╔══

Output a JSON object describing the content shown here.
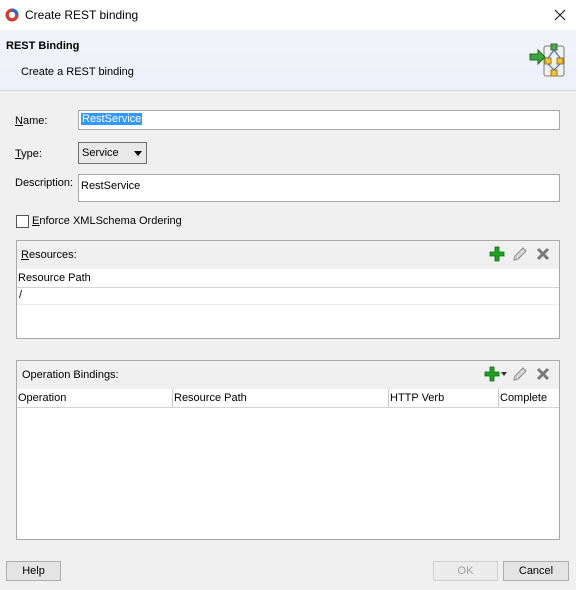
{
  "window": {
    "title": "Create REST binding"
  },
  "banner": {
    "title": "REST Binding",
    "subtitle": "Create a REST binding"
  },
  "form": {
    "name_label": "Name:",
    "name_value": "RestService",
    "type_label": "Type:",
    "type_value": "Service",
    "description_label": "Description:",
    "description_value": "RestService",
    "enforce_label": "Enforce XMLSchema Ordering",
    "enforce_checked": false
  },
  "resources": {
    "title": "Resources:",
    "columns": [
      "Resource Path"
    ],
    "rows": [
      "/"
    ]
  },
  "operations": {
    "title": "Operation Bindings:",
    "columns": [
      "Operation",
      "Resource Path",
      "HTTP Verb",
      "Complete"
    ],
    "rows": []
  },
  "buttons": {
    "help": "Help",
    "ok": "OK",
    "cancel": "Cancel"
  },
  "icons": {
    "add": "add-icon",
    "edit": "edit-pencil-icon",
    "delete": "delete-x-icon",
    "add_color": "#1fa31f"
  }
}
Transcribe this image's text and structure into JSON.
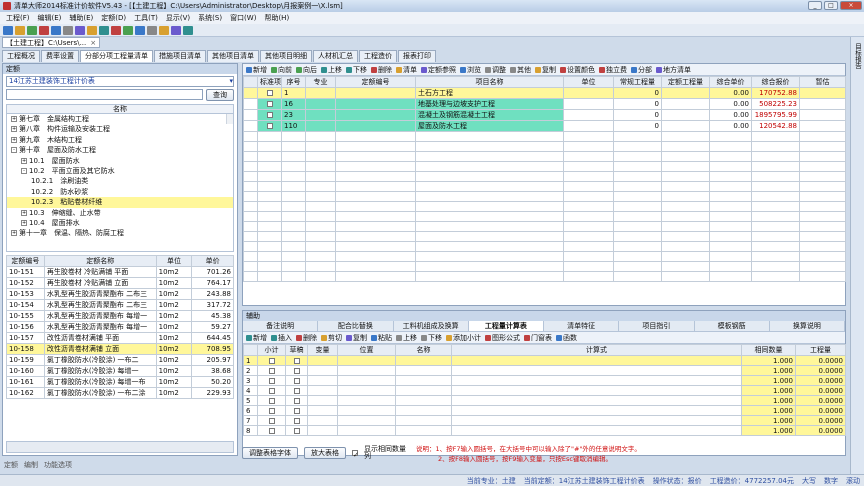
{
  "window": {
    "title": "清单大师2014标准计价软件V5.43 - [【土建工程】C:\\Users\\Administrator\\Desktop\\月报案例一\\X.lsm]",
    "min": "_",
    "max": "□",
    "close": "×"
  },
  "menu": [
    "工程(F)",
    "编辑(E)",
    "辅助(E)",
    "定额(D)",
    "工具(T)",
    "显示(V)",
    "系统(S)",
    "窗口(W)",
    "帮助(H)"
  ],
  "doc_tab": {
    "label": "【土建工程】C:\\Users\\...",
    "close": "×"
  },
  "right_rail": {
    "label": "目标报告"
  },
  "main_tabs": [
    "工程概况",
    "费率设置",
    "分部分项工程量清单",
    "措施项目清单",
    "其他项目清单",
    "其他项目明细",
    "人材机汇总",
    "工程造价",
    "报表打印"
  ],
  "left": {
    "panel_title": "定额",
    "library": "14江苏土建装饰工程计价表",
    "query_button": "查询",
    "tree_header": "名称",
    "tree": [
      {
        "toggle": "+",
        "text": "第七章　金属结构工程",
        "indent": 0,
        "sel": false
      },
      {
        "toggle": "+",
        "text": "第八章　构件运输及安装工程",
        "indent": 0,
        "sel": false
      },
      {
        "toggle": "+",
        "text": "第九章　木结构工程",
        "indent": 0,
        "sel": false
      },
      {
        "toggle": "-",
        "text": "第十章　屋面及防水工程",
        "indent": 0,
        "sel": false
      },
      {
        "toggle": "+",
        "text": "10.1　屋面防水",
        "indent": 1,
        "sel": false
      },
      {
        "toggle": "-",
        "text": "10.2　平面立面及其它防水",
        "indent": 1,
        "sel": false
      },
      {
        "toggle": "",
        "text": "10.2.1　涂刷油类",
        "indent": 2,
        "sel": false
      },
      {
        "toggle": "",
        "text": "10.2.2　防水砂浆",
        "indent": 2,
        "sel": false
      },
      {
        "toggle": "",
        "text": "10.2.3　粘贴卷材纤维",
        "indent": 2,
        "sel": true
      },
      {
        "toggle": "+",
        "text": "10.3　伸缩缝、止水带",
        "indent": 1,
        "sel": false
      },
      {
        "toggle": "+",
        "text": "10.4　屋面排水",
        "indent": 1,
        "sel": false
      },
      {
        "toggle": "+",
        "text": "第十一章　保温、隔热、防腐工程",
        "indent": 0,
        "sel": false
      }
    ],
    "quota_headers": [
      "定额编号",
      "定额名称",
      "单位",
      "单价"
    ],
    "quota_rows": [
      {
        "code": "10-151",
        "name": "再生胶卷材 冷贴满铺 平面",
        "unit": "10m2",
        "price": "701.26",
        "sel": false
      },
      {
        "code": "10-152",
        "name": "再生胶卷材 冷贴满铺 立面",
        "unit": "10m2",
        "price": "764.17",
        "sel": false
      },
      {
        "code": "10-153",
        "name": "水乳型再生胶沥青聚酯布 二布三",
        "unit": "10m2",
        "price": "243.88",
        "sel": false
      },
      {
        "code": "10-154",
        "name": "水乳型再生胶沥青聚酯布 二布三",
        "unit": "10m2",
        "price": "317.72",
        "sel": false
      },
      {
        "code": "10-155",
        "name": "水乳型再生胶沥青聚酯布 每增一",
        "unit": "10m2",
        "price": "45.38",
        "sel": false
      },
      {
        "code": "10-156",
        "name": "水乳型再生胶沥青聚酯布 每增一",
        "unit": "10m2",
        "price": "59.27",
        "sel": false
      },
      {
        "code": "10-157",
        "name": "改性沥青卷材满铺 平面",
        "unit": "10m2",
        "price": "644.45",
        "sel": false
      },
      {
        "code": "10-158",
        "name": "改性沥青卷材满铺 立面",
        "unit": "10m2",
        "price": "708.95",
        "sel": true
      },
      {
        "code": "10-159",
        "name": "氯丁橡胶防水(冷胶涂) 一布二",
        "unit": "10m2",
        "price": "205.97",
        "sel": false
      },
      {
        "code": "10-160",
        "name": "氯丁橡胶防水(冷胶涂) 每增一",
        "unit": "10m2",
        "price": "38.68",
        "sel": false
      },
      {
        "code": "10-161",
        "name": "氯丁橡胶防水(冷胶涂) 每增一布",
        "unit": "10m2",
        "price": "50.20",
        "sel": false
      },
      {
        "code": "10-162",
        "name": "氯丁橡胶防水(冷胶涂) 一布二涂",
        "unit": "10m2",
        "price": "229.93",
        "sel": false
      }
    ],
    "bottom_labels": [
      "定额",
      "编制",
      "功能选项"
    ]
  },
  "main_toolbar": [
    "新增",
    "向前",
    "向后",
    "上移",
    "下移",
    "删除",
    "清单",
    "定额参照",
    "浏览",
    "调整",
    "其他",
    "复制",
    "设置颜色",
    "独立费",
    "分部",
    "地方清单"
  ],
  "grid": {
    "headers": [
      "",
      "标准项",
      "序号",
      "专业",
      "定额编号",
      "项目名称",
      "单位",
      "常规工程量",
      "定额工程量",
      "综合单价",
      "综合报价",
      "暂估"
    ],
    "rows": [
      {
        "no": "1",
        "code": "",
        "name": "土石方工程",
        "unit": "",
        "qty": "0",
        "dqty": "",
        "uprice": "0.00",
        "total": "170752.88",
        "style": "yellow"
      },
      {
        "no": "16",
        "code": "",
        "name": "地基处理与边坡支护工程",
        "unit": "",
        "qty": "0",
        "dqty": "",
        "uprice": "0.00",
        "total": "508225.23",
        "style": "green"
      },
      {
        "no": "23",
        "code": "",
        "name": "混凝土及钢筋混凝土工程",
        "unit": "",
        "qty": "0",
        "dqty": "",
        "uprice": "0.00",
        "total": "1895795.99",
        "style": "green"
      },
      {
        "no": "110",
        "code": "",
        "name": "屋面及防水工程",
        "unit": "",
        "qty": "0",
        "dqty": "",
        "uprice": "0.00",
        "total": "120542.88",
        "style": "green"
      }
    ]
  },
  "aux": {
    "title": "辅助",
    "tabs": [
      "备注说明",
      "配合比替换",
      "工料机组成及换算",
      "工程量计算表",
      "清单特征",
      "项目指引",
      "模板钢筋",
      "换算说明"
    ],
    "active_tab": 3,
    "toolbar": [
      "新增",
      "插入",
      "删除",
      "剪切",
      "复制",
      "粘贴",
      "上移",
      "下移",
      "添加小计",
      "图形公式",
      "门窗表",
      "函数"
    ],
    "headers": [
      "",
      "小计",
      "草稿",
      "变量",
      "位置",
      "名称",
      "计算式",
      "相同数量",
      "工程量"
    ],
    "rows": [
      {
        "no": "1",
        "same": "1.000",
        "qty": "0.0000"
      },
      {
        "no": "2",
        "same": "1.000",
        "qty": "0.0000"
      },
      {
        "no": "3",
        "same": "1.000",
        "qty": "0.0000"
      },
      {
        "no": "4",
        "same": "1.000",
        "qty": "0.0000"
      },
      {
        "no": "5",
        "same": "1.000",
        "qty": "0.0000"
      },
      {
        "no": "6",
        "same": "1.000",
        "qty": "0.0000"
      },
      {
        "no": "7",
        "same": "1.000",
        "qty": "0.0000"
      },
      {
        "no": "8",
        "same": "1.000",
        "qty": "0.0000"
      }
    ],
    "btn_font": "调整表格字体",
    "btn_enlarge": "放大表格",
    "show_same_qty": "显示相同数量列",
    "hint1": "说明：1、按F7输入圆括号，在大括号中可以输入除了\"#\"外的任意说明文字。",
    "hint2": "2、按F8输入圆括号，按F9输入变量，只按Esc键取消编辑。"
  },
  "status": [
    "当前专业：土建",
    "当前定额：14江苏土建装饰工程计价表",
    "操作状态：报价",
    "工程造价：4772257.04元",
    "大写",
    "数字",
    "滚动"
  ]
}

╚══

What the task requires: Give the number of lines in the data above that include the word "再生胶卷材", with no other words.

Solution below: 2